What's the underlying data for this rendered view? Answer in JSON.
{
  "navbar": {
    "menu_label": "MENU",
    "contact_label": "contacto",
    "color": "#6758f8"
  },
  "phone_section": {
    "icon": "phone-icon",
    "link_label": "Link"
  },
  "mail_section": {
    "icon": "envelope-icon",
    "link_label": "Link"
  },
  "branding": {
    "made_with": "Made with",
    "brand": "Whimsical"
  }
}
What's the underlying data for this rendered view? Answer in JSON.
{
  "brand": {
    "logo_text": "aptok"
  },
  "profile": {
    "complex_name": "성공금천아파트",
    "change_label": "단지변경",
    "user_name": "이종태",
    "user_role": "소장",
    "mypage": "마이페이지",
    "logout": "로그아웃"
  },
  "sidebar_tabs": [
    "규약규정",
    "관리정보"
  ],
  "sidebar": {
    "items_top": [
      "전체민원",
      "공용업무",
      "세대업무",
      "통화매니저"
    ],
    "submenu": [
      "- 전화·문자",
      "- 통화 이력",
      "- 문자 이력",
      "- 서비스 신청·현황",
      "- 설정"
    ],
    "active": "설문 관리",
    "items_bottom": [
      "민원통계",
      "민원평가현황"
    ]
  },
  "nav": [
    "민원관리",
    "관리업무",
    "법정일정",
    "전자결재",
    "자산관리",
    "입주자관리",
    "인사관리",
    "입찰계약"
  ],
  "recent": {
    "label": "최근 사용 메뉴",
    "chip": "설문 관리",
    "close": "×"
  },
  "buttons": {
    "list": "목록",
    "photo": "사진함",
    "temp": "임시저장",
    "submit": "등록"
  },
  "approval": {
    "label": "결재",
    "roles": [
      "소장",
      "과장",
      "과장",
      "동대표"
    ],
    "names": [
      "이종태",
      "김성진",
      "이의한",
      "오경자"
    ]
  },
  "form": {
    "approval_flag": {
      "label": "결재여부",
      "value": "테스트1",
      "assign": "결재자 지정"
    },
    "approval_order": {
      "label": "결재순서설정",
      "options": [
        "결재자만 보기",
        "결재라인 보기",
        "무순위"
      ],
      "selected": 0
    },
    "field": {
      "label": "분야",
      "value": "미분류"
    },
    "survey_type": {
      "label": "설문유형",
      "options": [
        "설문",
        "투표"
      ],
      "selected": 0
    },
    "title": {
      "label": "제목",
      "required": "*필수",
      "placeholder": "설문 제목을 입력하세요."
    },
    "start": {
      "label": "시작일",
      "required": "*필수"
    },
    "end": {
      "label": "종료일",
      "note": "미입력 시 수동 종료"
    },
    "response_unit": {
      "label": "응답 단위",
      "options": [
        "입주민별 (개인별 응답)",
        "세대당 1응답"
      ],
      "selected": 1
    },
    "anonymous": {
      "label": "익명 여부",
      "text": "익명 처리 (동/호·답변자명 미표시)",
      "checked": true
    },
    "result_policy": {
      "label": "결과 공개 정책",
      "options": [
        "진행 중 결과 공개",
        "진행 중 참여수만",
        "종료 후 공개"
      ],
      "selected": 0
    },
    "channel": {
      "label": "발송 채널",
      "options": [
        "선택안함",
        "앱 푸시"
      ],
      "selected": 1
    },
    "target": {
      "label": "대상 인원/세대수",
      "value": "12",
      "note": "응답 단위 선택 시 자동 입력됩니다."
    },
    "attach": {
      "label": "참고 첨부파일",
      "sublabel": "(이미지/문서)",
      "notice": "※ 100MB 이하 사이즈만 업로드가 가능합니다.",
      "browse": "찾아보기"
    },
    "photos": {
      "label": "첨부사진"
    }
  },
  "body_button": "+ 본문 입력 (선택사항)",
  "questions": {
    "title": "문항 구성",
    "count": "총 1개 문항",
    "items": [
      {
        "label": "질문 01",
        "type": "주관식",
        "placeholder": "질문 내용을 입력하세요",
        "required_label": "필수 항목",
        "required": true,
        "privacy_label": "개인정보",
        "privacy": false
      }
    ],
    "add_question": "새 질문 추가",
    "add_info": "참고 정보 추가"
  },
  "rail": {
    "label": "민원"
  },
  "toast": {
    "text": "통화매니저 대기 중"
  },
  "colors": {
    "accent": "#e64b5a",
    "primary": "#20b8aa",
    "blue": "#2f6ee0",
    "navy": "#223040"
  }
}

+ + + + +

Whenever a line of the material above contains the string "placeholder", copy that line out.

**Solution**
      "placeholder": "설문 제목을 입력하세요."
        "placeholder": "질문 내용을 입력하세요",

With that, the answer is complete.